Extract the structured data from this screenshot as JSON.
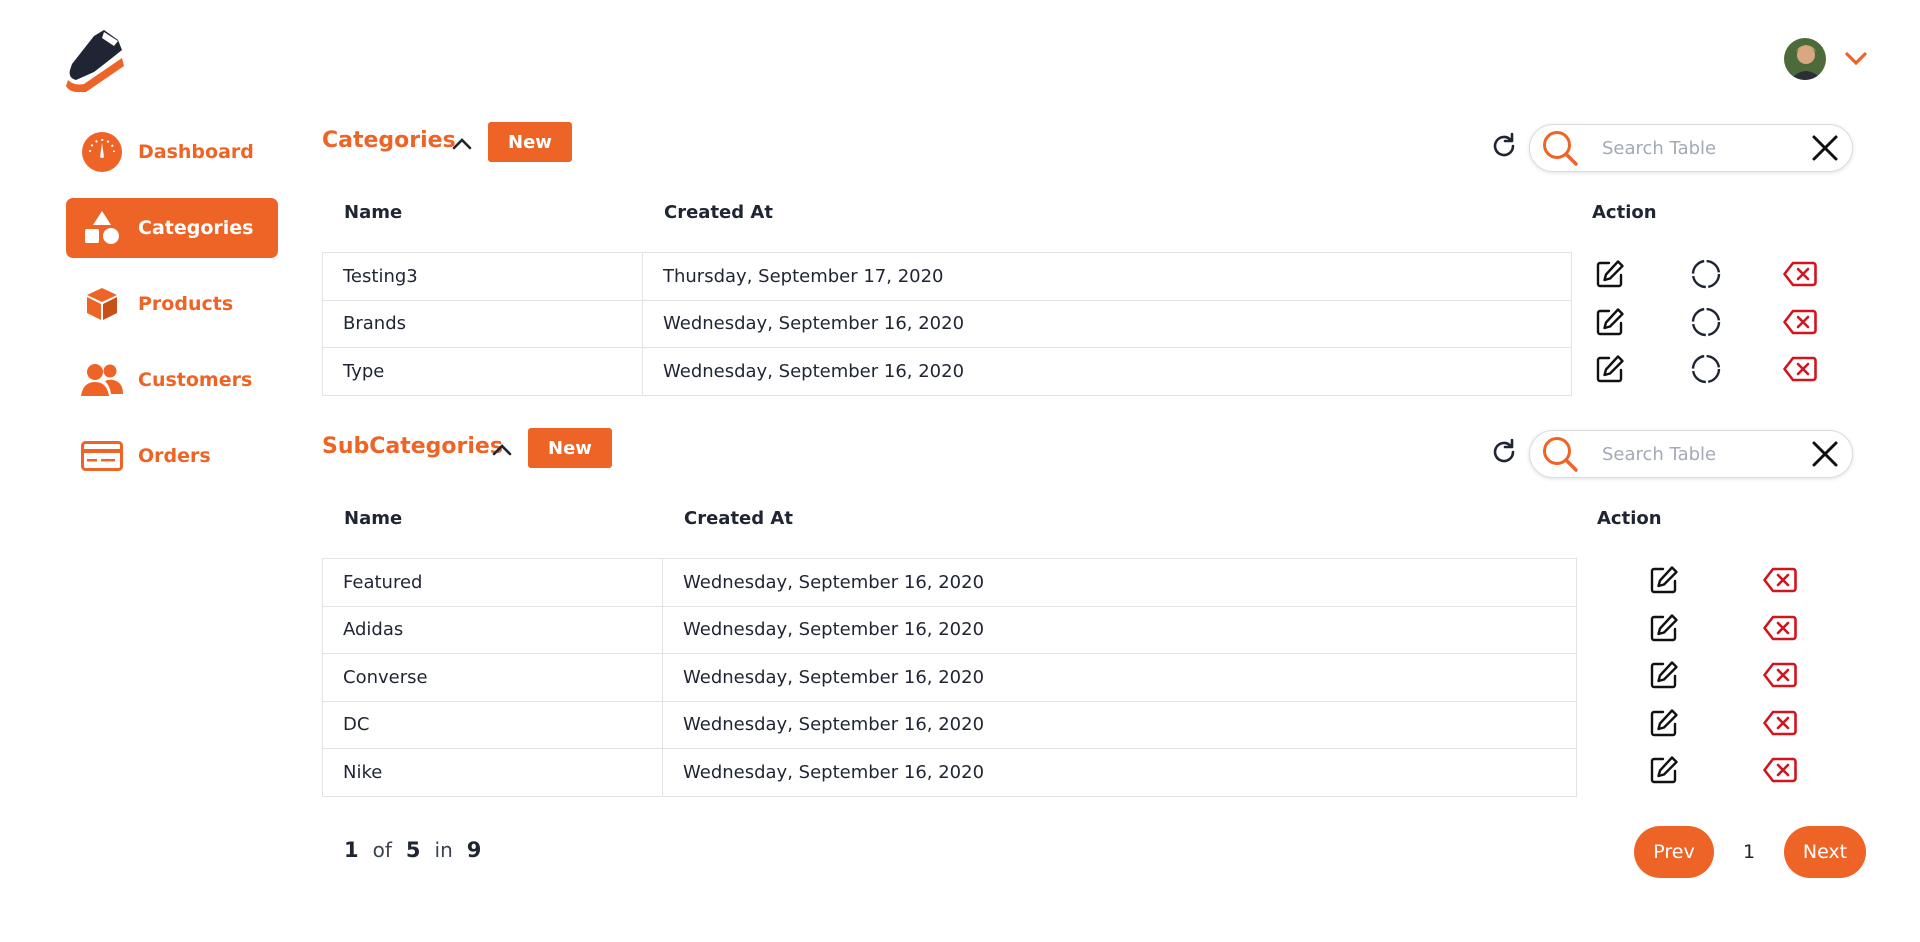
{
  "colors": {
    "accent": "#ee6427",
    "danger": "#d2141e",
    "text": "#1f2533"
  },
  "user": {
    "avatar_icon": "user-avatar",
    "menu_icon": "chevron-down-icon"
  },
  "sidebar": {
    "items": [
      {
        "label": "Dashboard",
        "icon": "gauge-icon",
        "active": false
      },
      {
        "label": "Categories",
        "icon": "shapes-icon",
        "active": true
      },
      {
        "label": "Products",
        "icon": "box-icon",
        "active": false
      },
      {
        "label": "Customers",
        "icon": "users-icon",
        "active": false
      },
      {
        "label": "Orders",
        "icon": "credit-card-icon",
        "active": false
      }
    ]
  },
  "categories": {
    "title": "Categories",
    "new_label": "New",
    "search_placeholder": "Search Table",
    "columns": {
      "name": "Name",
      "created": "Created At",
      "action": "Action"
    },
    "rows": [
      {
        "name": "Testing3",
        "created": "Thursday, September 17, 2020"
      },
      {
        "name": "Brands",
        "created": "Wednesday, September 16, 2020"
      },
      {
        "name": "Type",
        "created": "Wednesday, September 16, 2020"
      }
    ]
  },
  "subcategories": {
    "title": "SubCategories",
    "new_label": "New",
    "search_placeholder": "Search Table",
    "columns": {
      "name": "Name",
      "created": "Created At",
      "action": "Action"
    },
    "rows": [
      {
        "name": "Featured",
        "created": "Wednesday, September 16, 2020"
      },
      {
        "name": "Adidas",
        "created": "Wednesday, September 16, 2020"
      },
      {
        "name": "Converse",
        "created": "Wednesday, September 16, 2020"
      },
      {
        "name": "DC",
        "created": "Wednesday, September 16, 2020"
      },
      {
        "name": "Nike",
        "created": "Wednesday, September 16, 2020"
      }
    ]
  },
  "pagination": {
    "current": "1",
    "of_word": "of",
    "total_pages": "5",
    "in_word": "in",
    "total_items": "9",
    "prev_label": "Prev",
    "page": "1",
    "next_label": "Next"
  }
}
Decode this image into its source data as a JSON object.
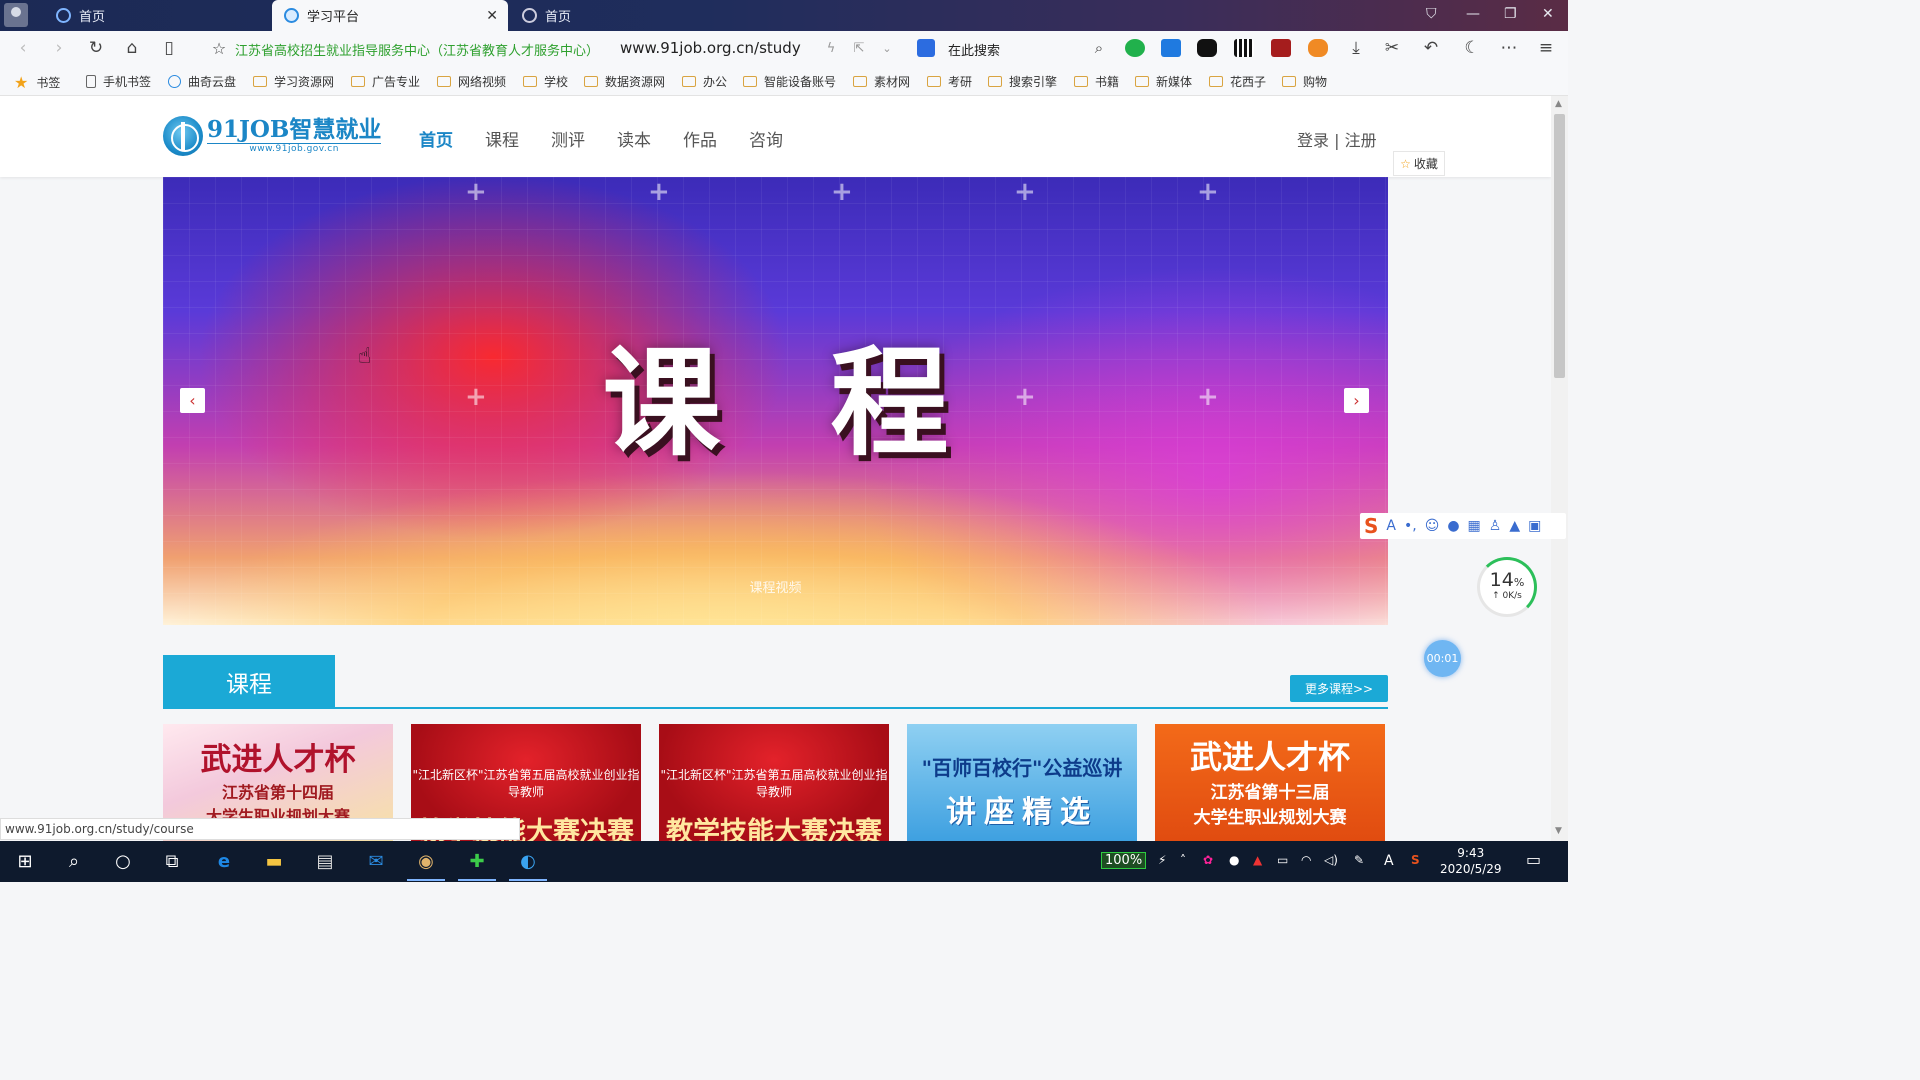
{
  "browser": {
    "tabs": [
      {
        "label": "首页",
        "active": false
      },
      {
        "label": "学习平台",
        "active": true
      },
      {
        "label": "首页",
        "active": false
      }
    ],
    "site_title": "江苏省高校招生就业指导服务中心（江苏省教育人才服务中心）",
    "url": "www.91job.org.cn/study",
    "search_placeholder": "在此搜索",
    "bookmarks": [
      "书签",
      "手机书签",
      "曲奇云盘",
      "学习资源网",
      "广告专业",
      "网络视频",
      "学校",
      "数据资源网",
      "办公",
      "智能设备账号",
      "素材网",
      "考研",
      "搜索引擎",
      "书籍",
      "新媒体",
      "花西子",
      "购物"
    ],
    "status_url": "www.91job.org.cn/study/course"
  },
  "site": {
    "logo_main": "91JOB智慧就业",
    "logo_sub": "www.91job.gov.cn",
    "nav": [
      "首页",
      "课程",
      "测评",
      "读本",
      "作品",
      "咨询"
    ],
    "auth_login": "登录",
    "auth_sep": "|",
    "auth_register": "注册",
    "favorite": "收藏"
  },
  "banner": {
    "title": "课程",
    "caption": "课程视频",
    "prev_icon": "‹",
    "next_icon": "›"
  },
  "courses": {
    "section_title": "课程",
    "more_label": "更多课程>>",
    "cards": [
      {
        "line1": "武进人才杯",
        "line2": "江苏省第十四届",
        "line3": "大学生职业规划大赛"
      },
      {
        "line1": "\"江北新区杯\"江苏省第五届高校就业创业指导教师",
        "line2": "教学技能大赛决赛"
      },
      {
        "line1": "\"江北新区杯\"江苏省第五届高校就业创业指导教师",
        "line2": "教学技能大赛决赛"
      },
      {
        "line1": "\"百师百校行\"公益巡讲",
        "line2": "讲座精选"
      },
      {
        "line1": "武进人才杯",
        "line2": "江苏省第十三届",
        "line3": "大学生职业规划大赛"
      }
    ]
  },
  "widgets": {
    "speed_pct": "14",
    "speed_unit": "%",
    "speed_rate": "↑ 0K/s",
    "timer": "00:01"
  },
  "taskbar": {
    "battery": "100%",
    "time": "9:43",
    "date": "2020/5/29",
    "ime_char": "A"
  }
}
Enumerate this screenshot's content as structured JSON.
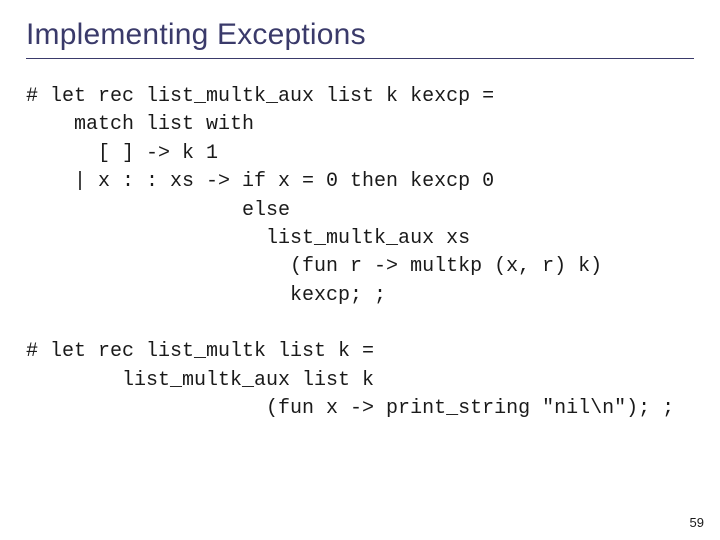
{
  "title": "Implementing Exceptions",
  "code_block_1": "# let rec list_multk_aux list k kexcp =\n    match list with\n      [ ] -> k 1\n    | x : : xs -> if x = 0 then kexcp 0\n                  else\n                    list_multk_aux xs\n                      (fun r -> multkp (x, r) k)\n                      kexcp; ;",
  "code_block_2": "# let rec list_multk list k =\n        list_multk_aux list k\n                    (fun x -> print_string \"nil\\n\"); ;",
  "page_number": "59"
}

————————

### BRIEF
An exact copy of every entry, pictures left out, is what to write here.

### YOUR SOLUTION
Extract the structured data from this screenshot as JSON.
{
  "colors": {
    "accent": "#ee6427",
    "danger": "#d2141e",
    "text": "#1f2533"
  },
  "user": {
    "avatar_icon": "user-avatar",
    "menu_icon": "chevron-down-icon"
  },
  "sidebar": {
    "items": [
      {
        "label": "Dashboard",
        "icon": "gauge-icon",
        "active": false
      },
      {
        "label": "Categories",
        "icon": "shapes-icon",
        "active": true
      },
      {
        "label": "Products",
        "icon": "box-icon",
        "active": false
      },
      {
        "label": "Customers",
        "icon": "users-icon",
        "active": false
      },
      {
        "label": "Orders",
        "icon": "credit-card-icon",
        "active": false
      }
    ]
  },
  "categories": {
    "title": "Categories",
    "new_label": "New",
    "search_placeholder": "Search Table",
    "columns": {
      "name": "Name",
      "created": "Created At",
      "action": "Action"
    },
    "rows": [
      {
        "name": "Testing3",
        "created": "Thursday, September 17, 2020"
      },
      {
        "name": "Brands",
        "created": "Wednesday, September 16, 2020"
      },
      {
        "name": "Type",
        "created": "Wednesday, September 16, 2020"
      }
    ]
  },
  "subcategories": {
    "title": "SubCategories",
    "new_label": "New",
    "search_placeholder": "Search Table",
    "columns": {
      "name": "Name",
      "created": "Created At",
      "action": "Action"
    },
    "rows": [
      {
        "name": "Featured",
        "created": "Wednesday, September 16, 2020"
      },
      {
        "name": "Adidas",
        "created": "Wednesday, September 16, 2020"
      },
      {
        "name": "Converse",
        "created": "Wednesday, September 16, 2020"
      },
      {
        "name": "DC",
        "created": "Wednesday, September 16, 2020"
      },
      {
        "name": "Nike",
        "created": "Wednesday, September 16, 2020"
      }
    ]
  },
  "pagination": {
    "current": "1",
    "of_word": "of",
    "total_pages": "5",
    "in_word": "in",
    "total_items": "9",
    "prev_label": "Prev",
    "page": "1",
    "next_label": "Next"
  }
}
Decode this image into its source data as a JSON object.
{
  "browser": {
    "tabs": [
      {
        "label": "首页",
        "active": false
      },
      {
        "label": "学习平台",
        "active": true
      },
      {
        "label": "首页",
        "active": false
      }
    ],
    "site_title": "江苏省高校招生就业指导服务中心（江苏省教育人才服务中心）",
    "url": "www.91job.org.cn/study",
    "search_placeholder": "在此搜索",
    "bookmarks": [
      "书签",
      "手机书签",
      "曲奇云盘",
      "学习资源网",
      "广告专业",
      "网络视频",
      "学校",
      "数据资源网",
      "办公",
      "智能设备账号",
      "素材网",
      "考研",
      "搜索引擎",
      "书籍",
      "新媒体",
      "花西子",
      "购物"
    ],
    "status_url": "www.91job.org.cn/study/course"
  },
  "site": {
    "logo_main": "91JOB智慧就业",
    "logo_sub": "www.91job.gov.cn",
    "nav": [
      "首页",
      "课程",
      "测评",
      "读本",
      "作品",
      "咨询"
    ],
    "auth_login": "登录",
    "auth_sep": "|",
    "auth_register": "注册",
    "favorite": "收藏"
  },
  "banner": {
    "title": "课程",
    "caption": "课程视频",
    "prev_icon": "‹",
    "next_icon": "›"
  },
  "courses": {
    "section_title": "课程",
    "more_label": "更多课程>>",
    "cards": [
      {
        "line1": "武进人才杯",
        "line2": "江苏省第十四届",
        "line3": "大学生职业规划大赛"
      },
      {
        "line1": "\"江北新区杯\"江苏省第五届高校就业创业指导教师",
        "line2": "教学技能大赛决赛"
      },
      {
        "line1": "\"江北新区杯\"江苏省第五届高校就业创业指导教师",
        "line2": "教学技能大赛决赛"
      },
      {
        "line1": "\"百师百校行\"公益巡讲",
        "line2": "讲座精选"
      },
      {
        "line1": "武进人才杯",
        "line2": "江苏省第十三届",
        "line3": "大学生职业规划大赛"
      }
    ]
  },
  "widgets": {
    "speed_pct": "14",
    "speed_unit": "%",
    "speed_rate": "↑ 0K/s",
    "timer": "00:01"
  },
  "taskbar": {
    "battery": "100%",
    "time": "9:43",
    "date": "2020/5/29",
    "ime_char": "A"
  }
}
Enumerate this screenshot's content as structured JSON.
{
  "title": "Implementing Exceptions",
  "code_block_1": "# let rec list_multk_aux list k kexcp =\n    match list with\n      [ ] -> k 1\n    | x : : xs -> if x = 0 then kexcp 0\n                  else\n                    list_multk_aux xs\n                      (fun r -> multkp (x, r) k)\n                      kexcp; ;",
  "code_block_2": "# let rec list_multk list k =\n        list_multk_aux list k\n                    (fun x -> print_string \"nil\\n\"); ;",
  "page_number": "59"
}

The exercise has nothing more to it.